  4. Does this mean you are ending up on the same side of the Creationism argument as He Who Must Not Be Named, Henry?

    • cromercrox says:

      Yes, except that my arguments are philosophically and logically coherent, whereas his are the juvenilia one might expect for one who ended up with a Dr Who Girl.

  5. “I refuse to modify my thoughts for fear of being quote-mined by idiots.”

    Words to live by.

  6. Alejandro says:

    I ‘m reading your books HG, I hope any foolishness doesn’t come out.

    I arrive at me the Fossil Pocket Guide (HG), is excellent!

    Now I’m fighting with the Captcha….

  7. John Gilbey says:

    We once had a pair of kittens (siblings) called Merry and Pippin… Extremely svelte silver tabbies, one long haried, one short – of which I must have a sensationally cute photo here somewhere…

  8. Cath@VWXYNot? says:

    Henry said:

    “In my next book [...] there’ll be [...] witless [...] material”.

    You need to work on your sales pitch, mate.

  9. James Johnston says:

    I found most of the comments reassuring. I am not a man of words, but I tend to find in my field, that a seed of truth in mythology can become the well spring for a science that my change the course of mankind forever. When we find these seeds they seam to be of no consequence on the surface until we develop a new form of thinking, reasoning, an enlightenment which catapults us into a new age. This can only come to a reality in he, or she, who remains forthright, committed and humble with suppressed ego. We have not, as yet, learned to think in nontraditional linage how to approach the mysteries that habitats around us. Thus we are unable to understand. We are mear children trying to act like adults. Sit down sometime and make an assessment of your thought processes. It may astound you!

  10. Temi says:
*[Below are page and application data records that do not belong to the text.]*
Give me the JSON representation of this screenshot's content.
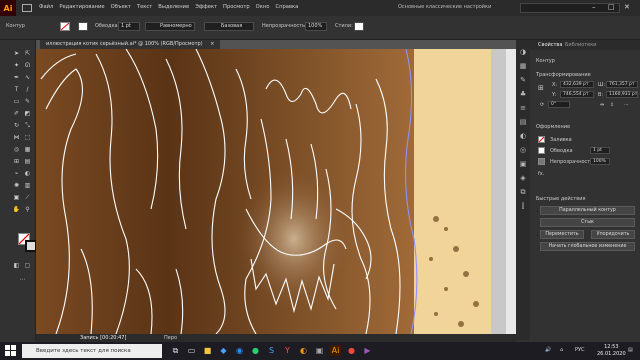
{
  "menubar": {
    "logo": "Ai",
    "items": [
      "Файл",
      "Редактирование",
      "Объект",
      "Текст",
      "Выделение",
      "Эффект",
      "Просмотр",
      "Окно",
      "Справка"
    ],
    "workspace": "Основные классические настройки",
    "window_controls": [
      "–",
      "□",
      "✕"
    ]
  },
  "control_bar": {
    "label": "Контур",
    "stroke_label": "Обводка:",
    "stroke_value": "1 pt",
    "profile": "Равномерно",
    "brush": "Базовая",
    "opacity_label": "Непрозрачность:",
    "opacity_value": "100%",
    "styles_label": "Стили:"
  },
  "document_tab": {
    "title": "иллюстрация котик серьёзный.ai* @ 100% (RGB/Просмотр)",
    "close": "×"
  },
  "statusbar": {
    "recording": "Запись [00:20:47]",
    "selection_tool": "Перо"
  },
  "panel": {
    "tabs": [
      "Свойства",
      "Библиотеки"
    ],
    "section_path": "Контур",
    "section_transform": "Трансформирование",
    "x_label": "X:",
    "x_value": "432,639 рт",
    "y_label": "Y:",
    "y_value": "746,554 рт",
    "w_label": "Ш:",
    "w_value": "761,357 рт",
    "h_label": "В:",
    "h_value": "1160,931 рт",
    "angle_value": "0°",
    "section_appearance": "Оформление",
    "fill_label": "Заливка",
    "stroke_label": "Обводка",
    "stroke_value": "1 pt",
    "opacity_label": "Непрозрачность",
    "opacity_value": "100%",
    "fx": "fx.",
    "section_quick": "Быстрые действия",
    "btn_offset": "Параллельный контур",
    "btn_simplify": "Стык",
    "btn_arrange": "Переместить",
    "btn_align": "Упорядочить",
    "btn_global_edit": "Начать глобальное изменение"
  },
  "taskbar": {
    "search_placeholder": "Введите здесь текст для поиска",
    "time": "12:53",
    "date": "26.01.2020",
    "lang": "РУС"
  },
  "colors": {
    "accent": "#ff9a00",
    "fur_dark": "#5a3416",
    "fur_mid": "#8a5a2e",
    "paper": "#f0d49a"
  }
}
    What’s weird about these “quote mine” accusations is that they are almost never right but still going around. I see none of those quotes saying Henry Gee does not believe in evolution or that the book argues against evolution. The point is the fossil record and its use to defend the theory. The only thing the fossil record shows is that things died, basically. You may not like people picking a single truth out of what you say but if someone is arguing about the fossil record, it’s perfectly fine to quote an evolutionist who supports the view even if their wider view is still evolutionist.

    Why do so many of you like to try taking back what you said?

  11. Temi says:

    And an FYI, I really do not think they care so much who Gee is so much as how he explains a point they’ve been trying to hammer into the small minds evolutionists seem to have. Some of these things seem so basic when it comes to reasoning yet it just doesn’t seep in.